There are three main types of hearing loss and each can be caused by different factors and require different hearing aid technology and features to have the best listening experience. The three types of hearing loss include:
1. Sensorineural hearing loss: When the problem is in the inner ear or a problem with the auditory nerve, a sensorineural hearing loss is the result. This commonly occurs from damage to the small hair cells, or nerve fibers, in the auditory system. Sensorineural hearing loss is the most common type of hearing loss in adults and accounts for more than 90 percent of hearing loss in all hearing aid wearers. The most common causes of this hearing loss are age-related changes and noise exposure. Loss may also result from disturbance of inner ear circulation, increased inner ear fluid pressure, or from disturbances of nerve transmission. There are many excellent options for the patient with sensorineural hearing loss.
2. Conductive hearing loss: When there is a problem in the external or middle ear, a conductive hearing loss occurs. Conductive hearing loss develops when sound is not conducted efficiently through the ear canal, eardrum, or tiny bones of the middle ear, resulting in a reduction of the loudness of sound that is heard.
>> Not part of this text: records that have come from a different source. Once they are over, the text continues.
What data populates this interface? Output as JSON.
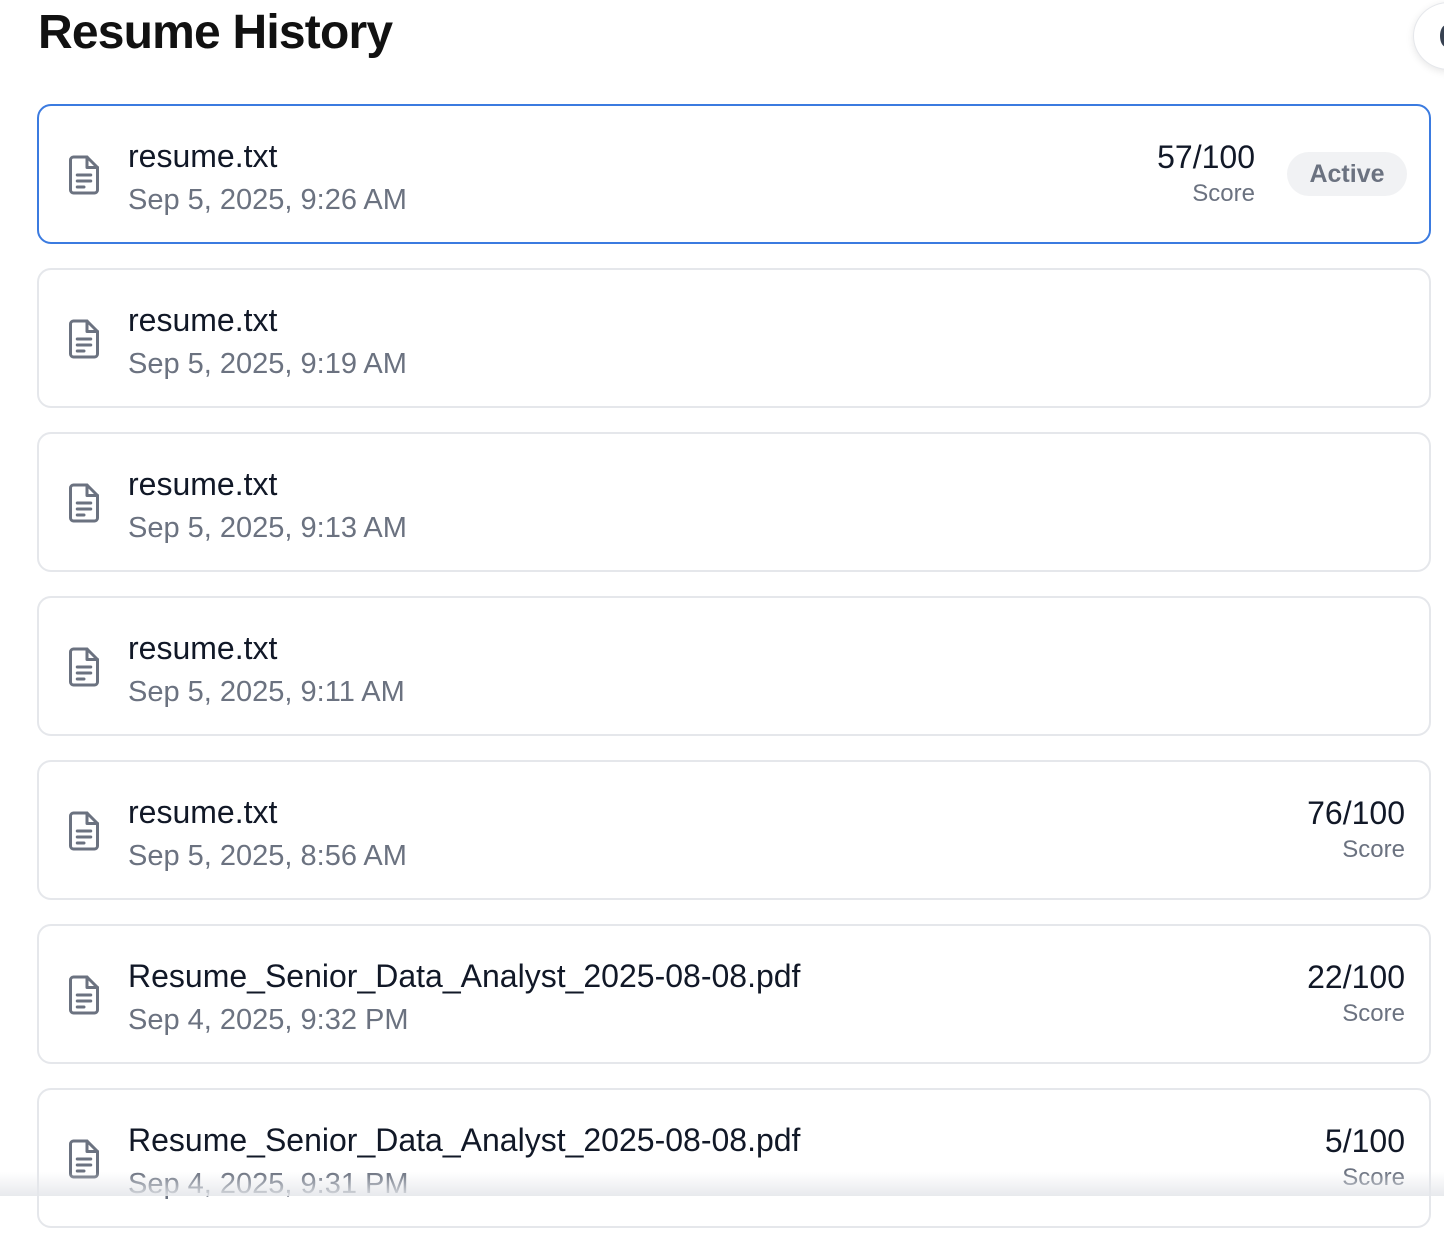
{
  "header": {
    "title": "Resume History"
  },
  "history": [
    {
      "file_name": "resume.txt",
      "date": "Sep 5, 2025, 9:26 AM",
      "score": "57/100",
      "score_label": "Score",
      "badge": "Active",
      "active": true
    },
    {
      "file_name": "resume.txt",
      "date": "Sep 5, 2025, 9:19 AM",
      "score": null,
      "score_label": null,
      "badge": null,
      "active": false
    },
    {
      "file_name": "resume.txt",
      "date": "Sep 5, 2025, 9:13 AM",
      "score": null,
      "score_label": null,
      "badge": null,
      "active": false
    },
    {
      "file_name": "resume.txt",
      "date": "Sep 5, 2025, 9:11 AM",
      "score": null,
      "score_label": null,
      "badge": null,
      "active": false
    },
    {
      "file_name": "resume.txt",
      "date": "Sep 5, 2025, 8:56 AM",
      "score": "76/100",
      "score_label": "Score",
      "badge": null,
      "active": false
    },
    {
      "file_name": "Resume_Senior_Data_Analyst_2025-08-08.pdf",
      "date": "Sep 4, 2025, 9:32 PM",
      "score": "22/100",
      "score_label": "Score",
      "badge": null,
      "active": false
    },
    {
      "file_name": "Resume_Senior_Data_Analyst_2025-08-08.pdf",
      "date": "Sep 4, 2025, 9:31 PM",
      "score": "5/100",
      "score_label": "Score",
      "badge": null,
      "active": false
    }
  ],
  "icons": {
    "item_icon": "document-icon"
  },
  "colors": {
    "active_border": "#3b7be0",
    "muted_text": "#6b7280",
    "badge_bg": "#f1f2f4"
  }
}
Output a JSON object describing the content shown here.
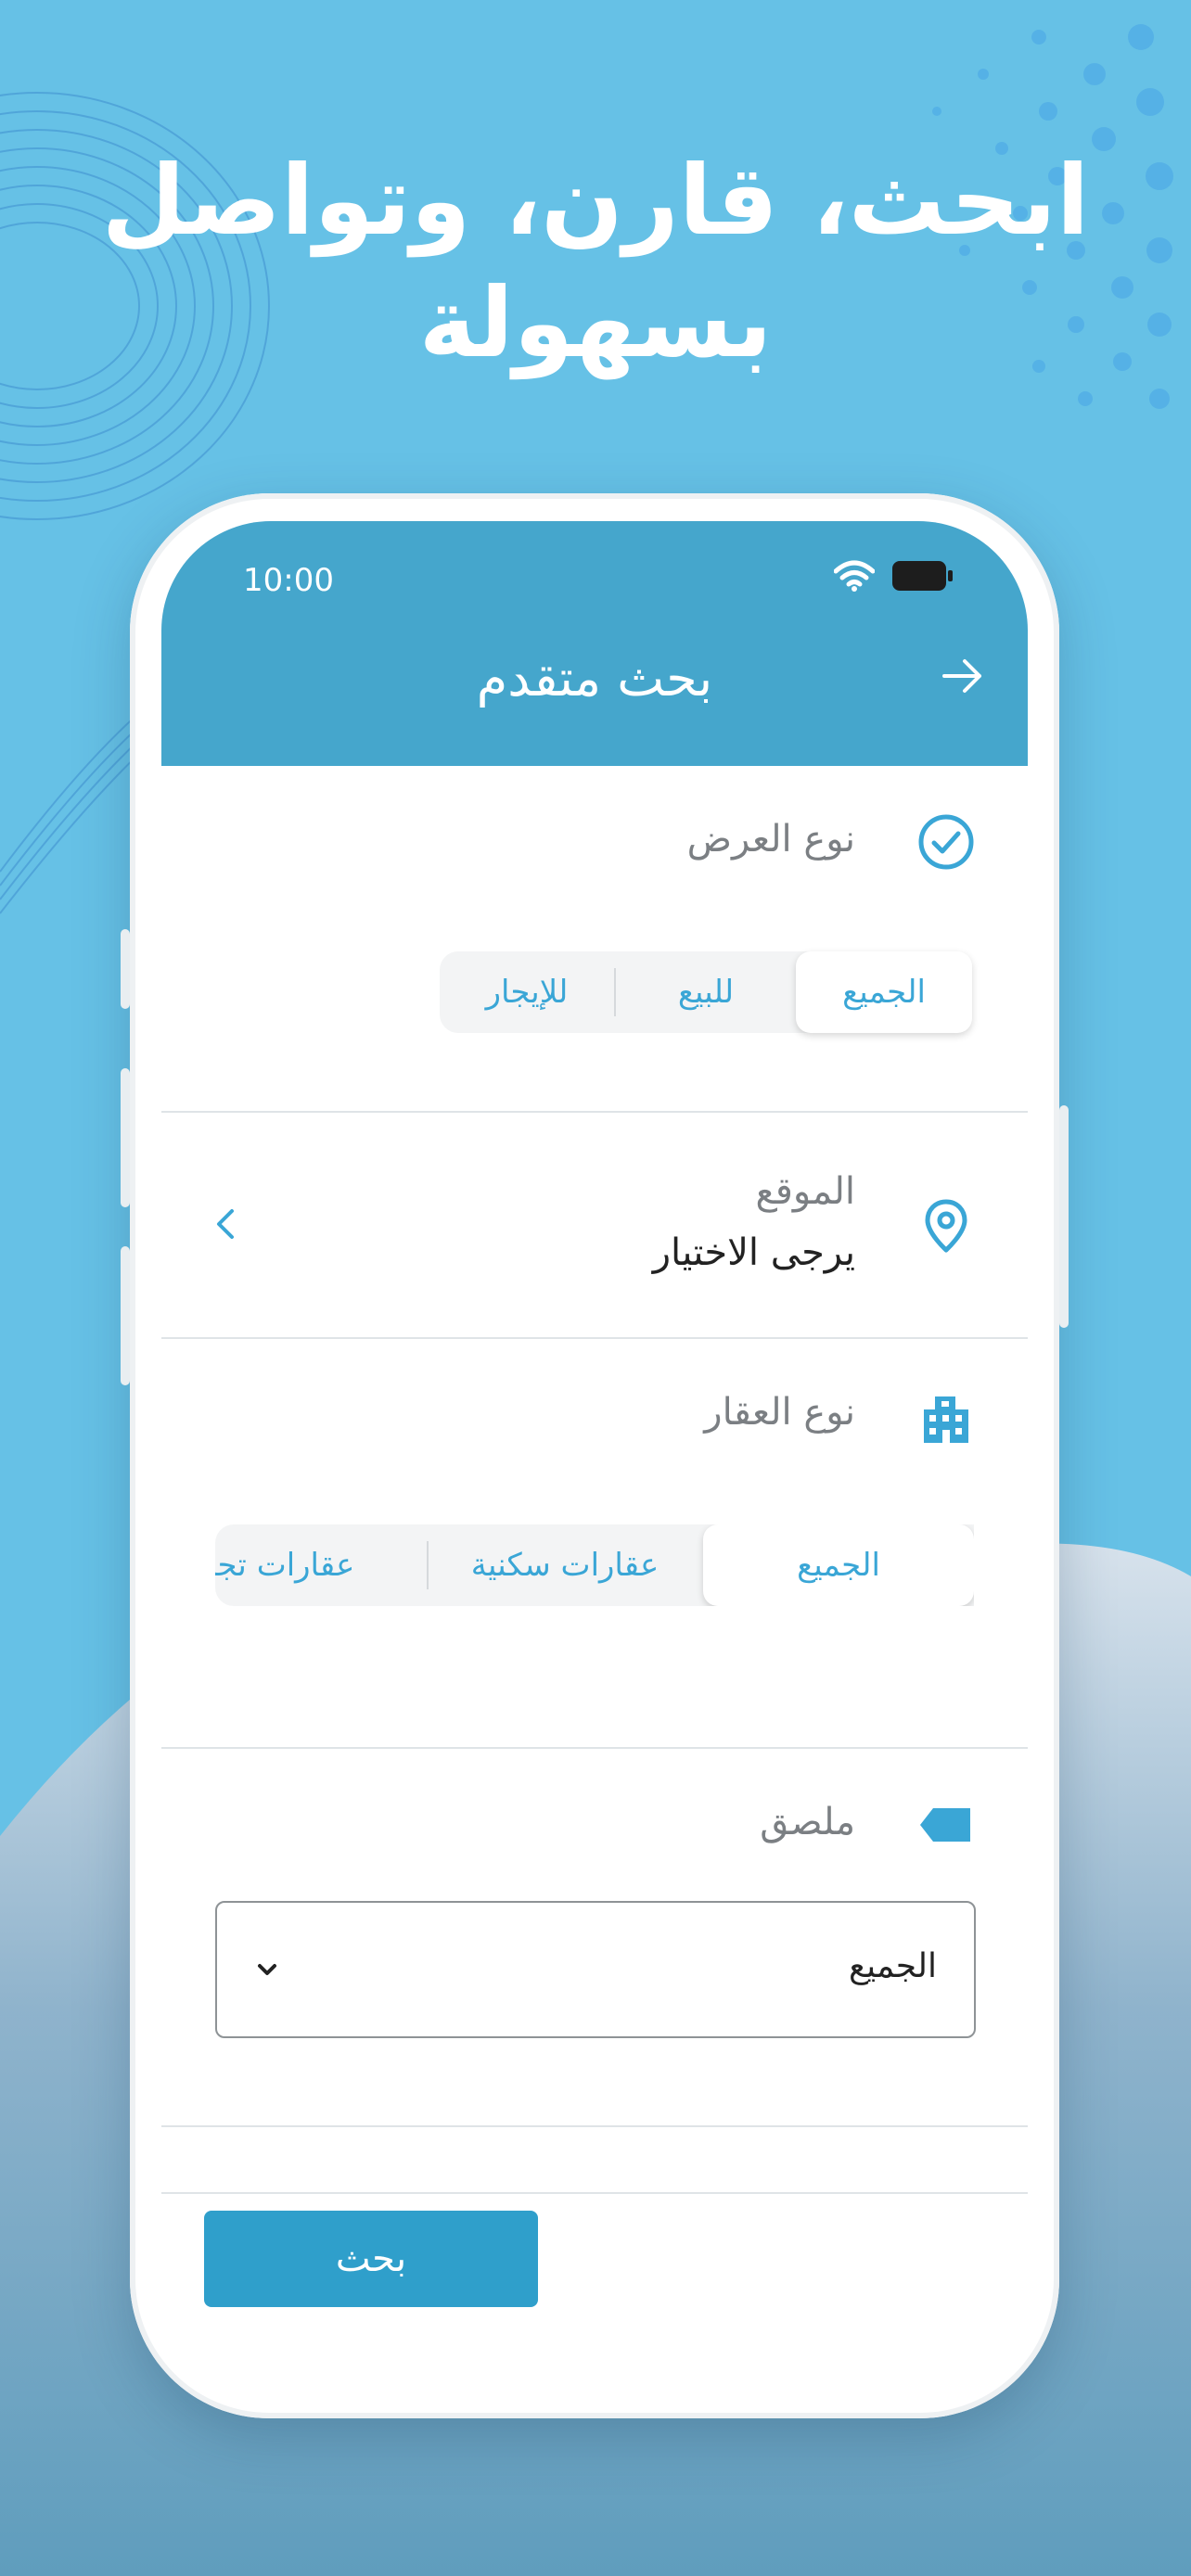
{
  "headline": {
    "line1": "ابحث، قارن، وتواصل",
    "line2": "بسهولة"
  },
  "status_bar": {
    "time": "10:00"
  },
  "header": {
    "title": "بحث متقدم"
  },
  "sections": {
    "display_type": {
      "label": "نوع العرض",
      "options": [
        "الجميع",
        "للبيع",
        "للإيجار"
      ],
      "selected": "الجميع"
    },
    "location": {
      "label": "الموقع",
      "value": "يرجى الاختيار"
    },
    "property_type": {
      "label": "نوع العقار",
      "options": [
        "الجميع",
        "عقارات سكنية",
        "عقارات تجارية"
      ],
      "selected": "الجميع"
    },
    "sticker": {
      "label": "ملصق",
      "select_value": "الجميع"
    }
  },
  "footer": {
    "search_label": "بحث"
  },
  "colors": {
    "accent": "#3aa6d6",
    "header": "#45a6cc",
    "background": "#66c1e6",
    "button": "#2f9fcb"
  },
  "icons": [
    "back-arrow-icon",
    "wifi-icon",
    "battery-icon",
    "check-circle-icon",
    "location-pin-icon",
    "building-icon",
    "tag-icon",
    "chevron-left-icon",
    "chevron-down-icon"
  ]
}
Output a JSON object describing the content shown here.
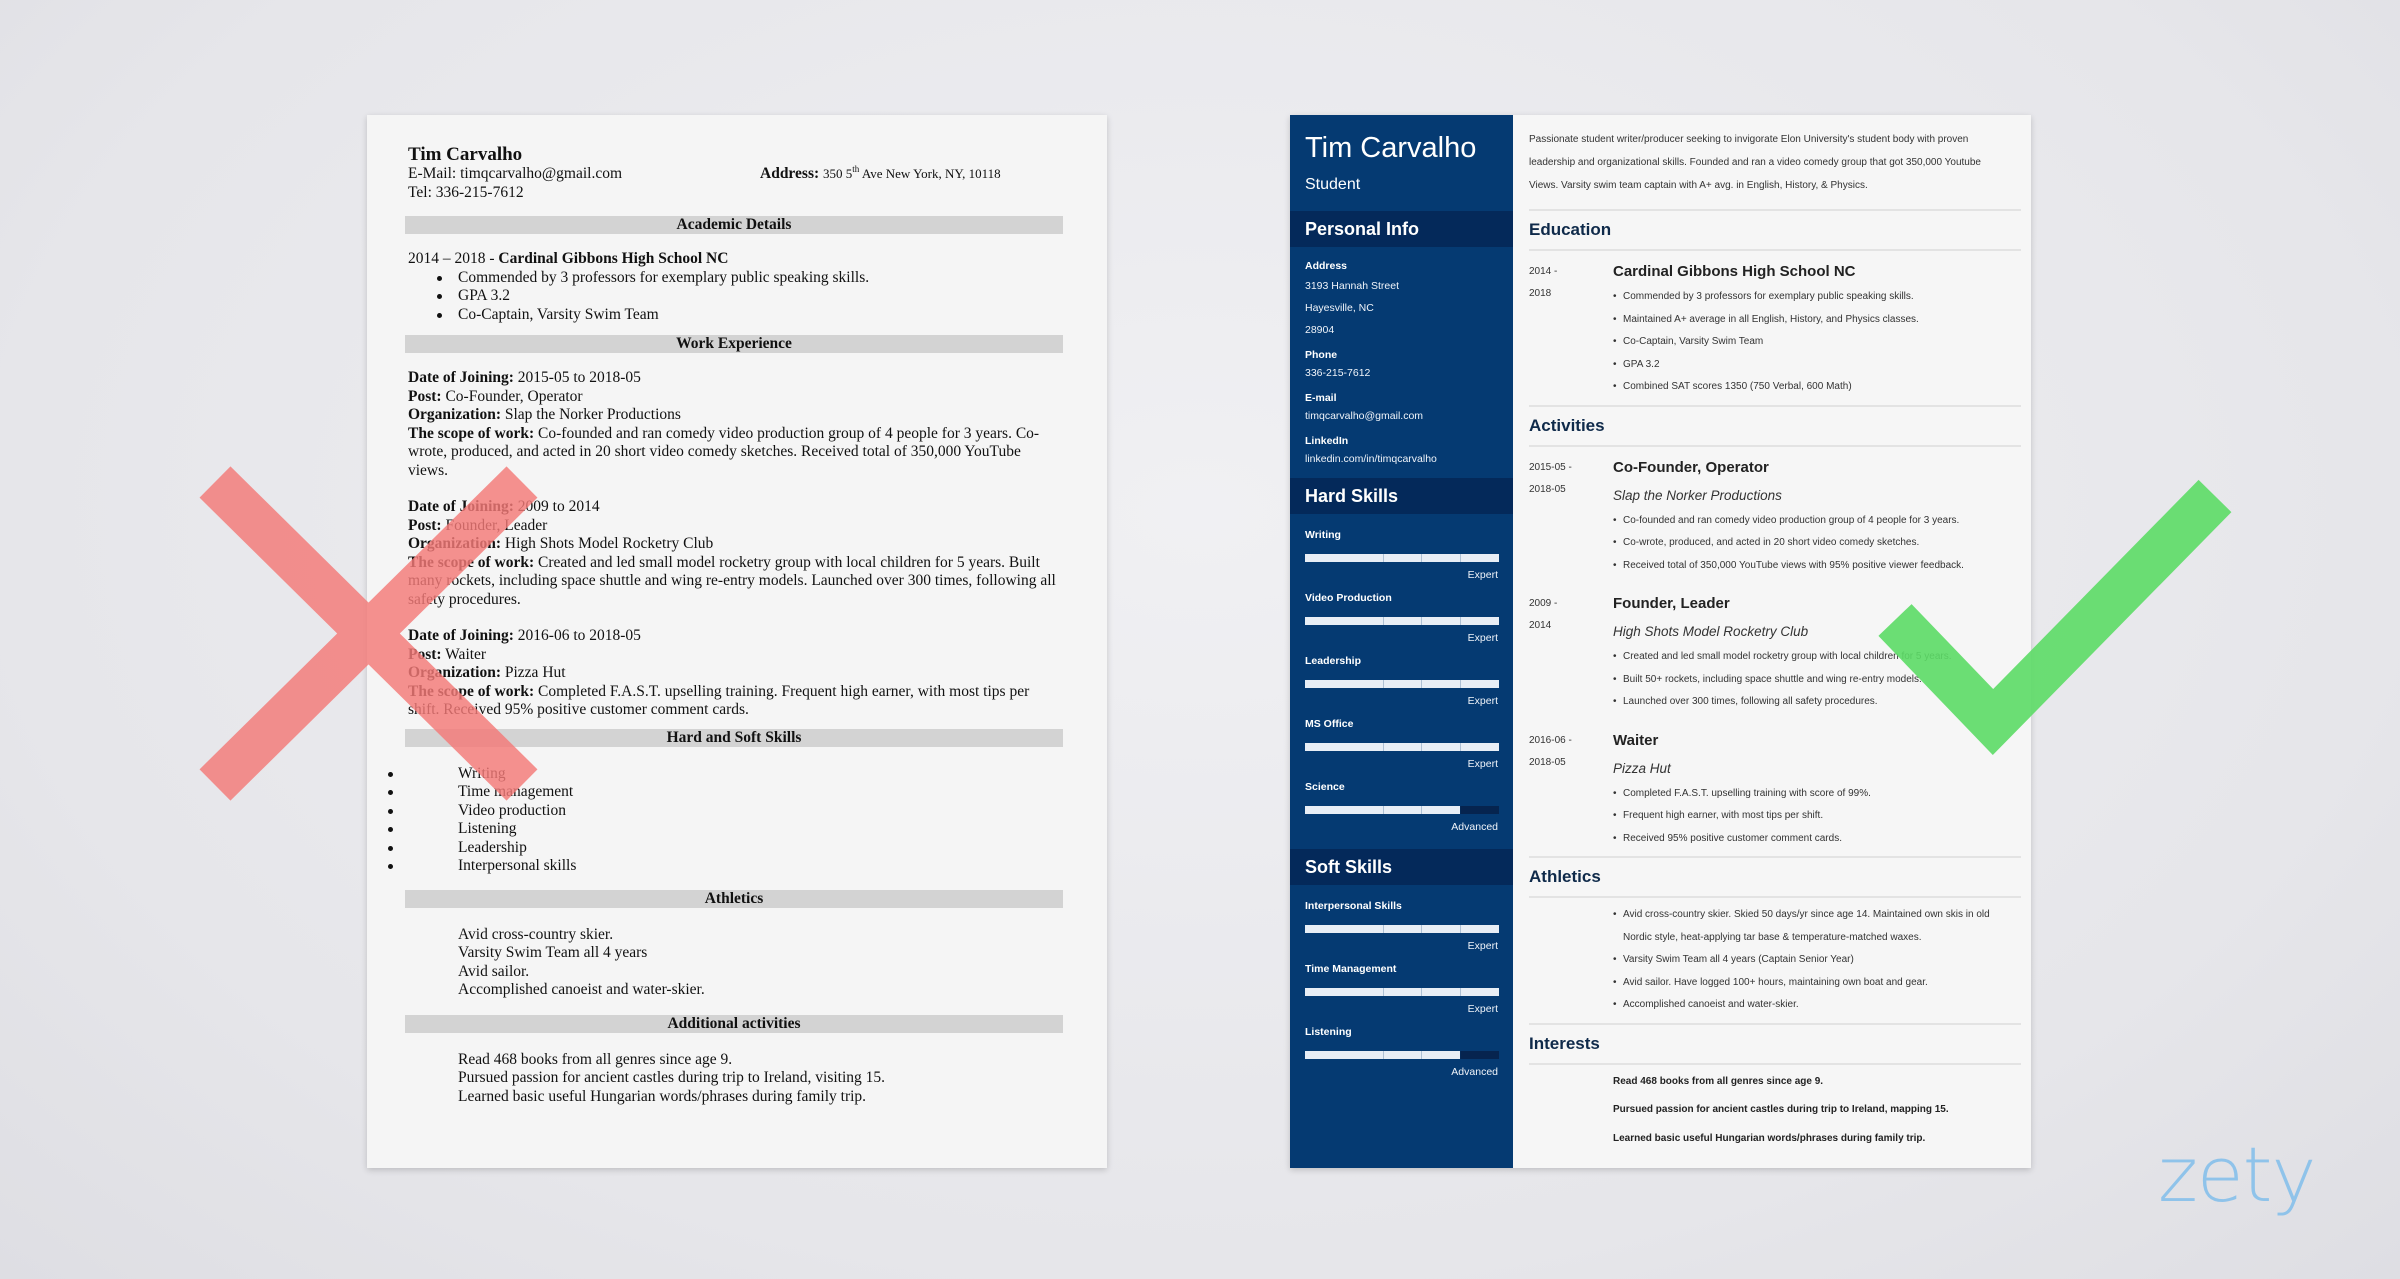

Conductive losses may result from earwax blocking the ear canal, fluid in the middle ear, middle ear infection, obstruction of the ear canal, perforation (hole) in the eardrum membrane or disease of any of the three middle ear bones. Individuals with conductive hearing loss can benefit from hearing aids, medical implants, medication or surgical options.
3. Mixed hearing loss: When there are problems in the middle and inner ear, a mixed hearing impairment is the result. Because mixed hearing loss involves both sensorineural and conductive hearing loss, treatment options from hearing aids to surgery depends on the nature of the impairment and the symptoms experienced.